[Records from a data collection]
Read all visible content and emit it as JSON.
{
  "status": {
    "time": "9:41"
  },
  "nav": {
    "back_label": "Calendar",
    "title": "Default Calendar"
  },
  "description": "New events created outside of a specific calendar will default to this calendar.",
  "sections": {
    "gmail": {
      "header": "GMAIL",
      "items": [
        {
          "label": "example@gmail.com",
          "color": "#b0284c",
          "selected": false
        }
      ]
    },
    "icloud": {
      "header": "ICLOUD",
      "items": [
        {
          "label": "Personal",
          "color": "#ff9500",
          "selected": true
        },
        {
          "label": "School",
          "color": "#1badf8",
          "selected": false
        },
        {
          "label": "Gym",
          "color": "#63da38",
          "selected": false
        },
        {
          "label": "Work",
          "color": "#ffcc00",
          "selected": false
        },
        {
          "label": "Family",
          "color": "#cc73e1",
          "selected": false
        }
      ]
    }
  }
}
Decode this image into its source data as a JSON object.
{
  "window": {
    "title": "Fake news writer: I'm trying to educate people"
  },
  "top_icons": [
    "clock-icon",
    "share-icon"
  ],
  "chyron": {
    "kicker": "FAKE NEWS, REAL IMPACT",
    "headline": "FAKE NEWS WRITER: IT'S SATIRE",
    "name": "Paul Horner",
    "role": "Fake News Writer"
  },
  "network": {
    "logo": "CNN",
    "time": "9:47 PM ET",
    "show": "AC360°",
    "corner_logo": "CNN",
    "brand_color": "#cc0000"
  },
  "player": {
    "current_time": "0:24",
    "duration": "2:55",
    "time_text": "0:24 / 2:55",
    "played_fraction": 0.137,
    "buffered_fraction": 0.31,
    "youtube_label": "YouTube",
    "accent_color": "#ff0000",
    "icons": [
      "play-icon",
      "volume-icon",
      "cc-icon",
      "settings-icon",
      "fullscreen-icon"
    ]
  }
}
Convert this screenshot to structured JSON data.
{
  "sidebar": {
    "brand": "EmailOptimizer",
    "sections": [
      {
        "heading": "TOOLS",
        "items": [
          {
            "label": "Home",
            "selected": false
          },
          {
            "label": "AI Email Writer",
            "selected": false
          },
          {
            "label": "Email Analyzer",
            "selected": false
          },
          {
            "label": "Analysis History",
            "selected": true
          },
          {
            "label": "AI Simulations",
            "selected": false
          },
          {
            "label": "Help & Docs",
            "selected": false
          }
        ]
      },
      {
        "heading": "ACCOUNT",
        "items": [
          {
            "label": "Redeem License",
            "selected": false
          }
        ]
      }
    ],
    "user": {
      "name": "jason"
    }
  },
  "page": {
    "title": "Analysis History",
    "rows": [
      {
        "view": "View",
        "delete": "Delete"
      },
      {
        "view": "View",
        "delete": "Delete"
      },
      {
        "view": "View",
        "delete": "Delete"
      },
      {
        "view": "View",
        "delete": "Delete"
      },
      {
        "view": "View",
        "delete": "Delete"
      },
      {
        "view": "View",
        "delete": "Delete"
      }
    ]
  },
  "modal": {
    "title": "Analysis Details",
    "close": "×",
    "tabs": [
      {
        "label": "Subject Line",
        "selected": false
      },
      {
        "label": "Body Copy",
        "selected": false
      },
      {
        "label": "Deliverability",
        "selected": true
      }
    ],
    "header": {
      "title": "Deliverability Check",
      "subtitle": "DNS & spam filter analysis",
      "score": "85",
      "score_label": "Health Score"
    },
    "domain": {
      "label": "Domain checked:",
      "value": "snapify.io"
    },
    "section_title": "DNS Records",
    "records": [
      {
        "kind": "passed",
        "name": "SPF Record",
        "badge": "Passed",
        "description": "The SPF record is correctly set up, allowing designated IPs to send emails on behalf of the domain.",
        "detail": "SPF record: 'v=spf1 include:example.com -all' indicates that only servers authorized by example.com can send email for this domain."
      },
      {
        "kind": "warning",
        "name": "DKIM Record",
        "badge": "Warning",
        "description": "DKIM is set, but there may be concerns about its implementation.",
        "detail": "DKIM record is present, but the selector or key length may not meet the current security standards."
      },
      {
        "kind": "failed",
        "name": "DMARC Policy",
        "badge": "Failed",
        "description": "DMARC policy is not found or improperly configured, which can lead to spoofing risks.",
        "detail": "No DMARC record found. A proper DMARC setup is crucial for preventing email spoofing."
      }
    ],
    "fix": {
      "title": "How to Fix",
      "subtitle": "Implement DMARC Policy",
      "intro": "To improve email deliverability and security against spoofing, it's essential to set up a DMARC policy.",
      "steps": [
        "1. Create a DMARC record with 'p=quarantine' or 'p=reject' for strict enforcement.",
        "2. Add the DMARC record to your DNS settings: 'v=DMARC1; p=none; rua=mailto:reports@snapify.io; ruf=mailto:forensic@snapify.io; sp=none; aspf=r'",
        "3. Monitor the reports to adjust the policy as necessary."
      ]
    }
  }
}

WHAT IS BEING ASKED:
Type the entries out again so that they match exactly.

FINISHED TASK:
Read all visible content and emit it as JSON.
{
  "status": {
    "time": "9:41"
  },
  "nav": {
    "back_label": "Calendar",
    "title": "Default Calendar"
  },
  "description": "New events created outside of a specific calendar will default to this calendar.",
  "sections": {
    "gmail": {
      "header": "GMAIL",
      "items": [
        {
          "label": "example@gmail.com",
          "color": "#b0284c",
          "selected": false
        }
      ]
    },
    "icloud": {
      "header": "ICLOUD",
      "items": [
        {
          "label": "Personal",
          "color": "#ff9500",
          "selected": true
        },
        {
          "label": "School",
          "color": "#1badf8",
          "selected": false
        },
        {
          "label": "Gym",
          "color": "#63da38",
          "selected": false
        },
        {
          "label": "Work",
          "color": "#ffcc00",
          "selected": false
        },
        {
          "label": "Family",
          "color": "#cc73e1",
          "selected": false
        }
      ]
    }
  }
}
Decode this image into its source data as a JSON object.
{
  "window": {
    "title": "Fake news writer: I'm trying to educate people"
  },
  "top_icons": [
    "clock-icon",
    "share-icon"
  ],
  "chyron": {
    "kicker": "FAKE NEWS, REAL IMPACT",
    "headline": "FAKE NEWS WRITER: IT'S SATIRE",
    "name": "Paul Horner",
    "role": "Fake News Writer"
  },
  "network": {
    "logo": "CNN",
    "time": "9:47 PM ET",
    "show": "AC360°",
    "corner_logo": "CNN",
    "brand_color": "#cc0000"
  },
  "player": {
    "current_time": "0:24",
    "duration": "2:55",
    "time_text": "0:24 / 2:55",
    "played_fraction": 0.137,
    "buffered_fraction": 0.31,
    "youtube_label": "YouTube",
    "accent_color": "#ff0000",
    "icons": [
      "play-icon",
      "volume-icon",
      "cc-icon",
      "settings-icon",
      "fullscreen-icon"
    ]
  }
}
Convert this screenshot to structured JSON data.
{
  "sidebar": {
    "brand": "EmailOptimizer",
    "sections": [
      {
        "heading": "TOOLS",
        "items": [
          {
            "label": "Home",
            "selected": false
          },
          {
            "label": "AI Email Writer",
            "selected": false
          },
          {
            "label": "Email Analyzer",
            "selected": false
          },
          {
            "label": "Analysis History",
            "selected": true
          },
          {
            "label": "AI Simulations",
            "selected": false
          },
          {
            "label": "Help & Docs",
            "selected": false
          }
        ]
      },
      {
        "heading": "ACCOUNT",
        "items": [
          {
            "label": "Redeem License",
            "selected": false
          }
        ]
      }
    ],
    "user": {
      "name": "jason"
    }
  },
  "page": {
    "title": "Analysis History",
    "rows": [
      {
        "view": "View",
        "delete": "Delete"
      },
      {
        "view": "View",
        "delete": "Delete"
      },
      {
        "view": "View",
        "delete": "Delete"
      },
      {
        "view": "View",
        "delete": "Delete"
      },
      {
        "view": "View",
        "delete": "Delete"
      },
      {
        "view": "View",
        "delete": "Delete"
      }
    ]
  },
  "modal": {
    "title": "Analysis Details",
    "close": "×",
    "tabs": [
      {
        "label": "Subject Line",
        "selected": false
      },
      {
        "label": "Body Copy",
        "selected": false
      },
      {
        "label": "Deliverability",
        "selected": true
      }
    ],
    "header": {
      "title": "Deliverability Check",
      "subtitle": "DNS & spam filter analysis",
      "score": "85",
      "score_label": "Health Score"
    },
    "domain": {
      "label": "Domain checked:",
      "value": "snapify.io"
    },
    "section_title": "DNS Records",
    "records": [
      {
        "kind": "passed",
        "name": "SPF Record",
        "badge": "Passed",
        "description": "The SPF record is correctly set up, allowing designated IPs to send emails on behalf of the domain.",
        "detail": "SPF record: 'v=spf1 include:example.com -all' indicates that only servers authorized by example.com can send email for this domain."
      },
      {
        "kind": "warning",
        "name": "DKIM Record",
        "badge": "Warning",
        "description": "DKIM is set, but there may be concerns about its implementation.",
        "detail": "DKIM record is present, but the selector or key length may not meet the current security standards."
      },
      {
        "kind": "failed",
        "name": "DMARC Policy",
        "badge": "Failed",
        "description": "DMARC policy is not found or improperly configured, which can lead to spoofing risks.",
        "detail": "No DMARC record found. A proper DMARC setup is crucial for preventing email spoofing."
      }
    ],
    "fix": {
      "title": "How to Fix",
      "subtitle": "Implement DMARC Policy",
      "intro": "To improve email deliverability and security against spoofing, it's essential to set up a DMARC policy.",
      "steps": [
        "1. Create a DMARC record with 'p=quarantine' or 'p=reject' for strict enforcement.",
        "2. Add the DMARC record to your DNS settings: 'v=DMARC1; p=none; rua=mailto:reports@snapify.io; ruf=mailto:forensic@snapify.io; sp=none; aspf=r'",
        "3. Monitor the reports to adjust the policy as necessary."
      ]
    }
  }
}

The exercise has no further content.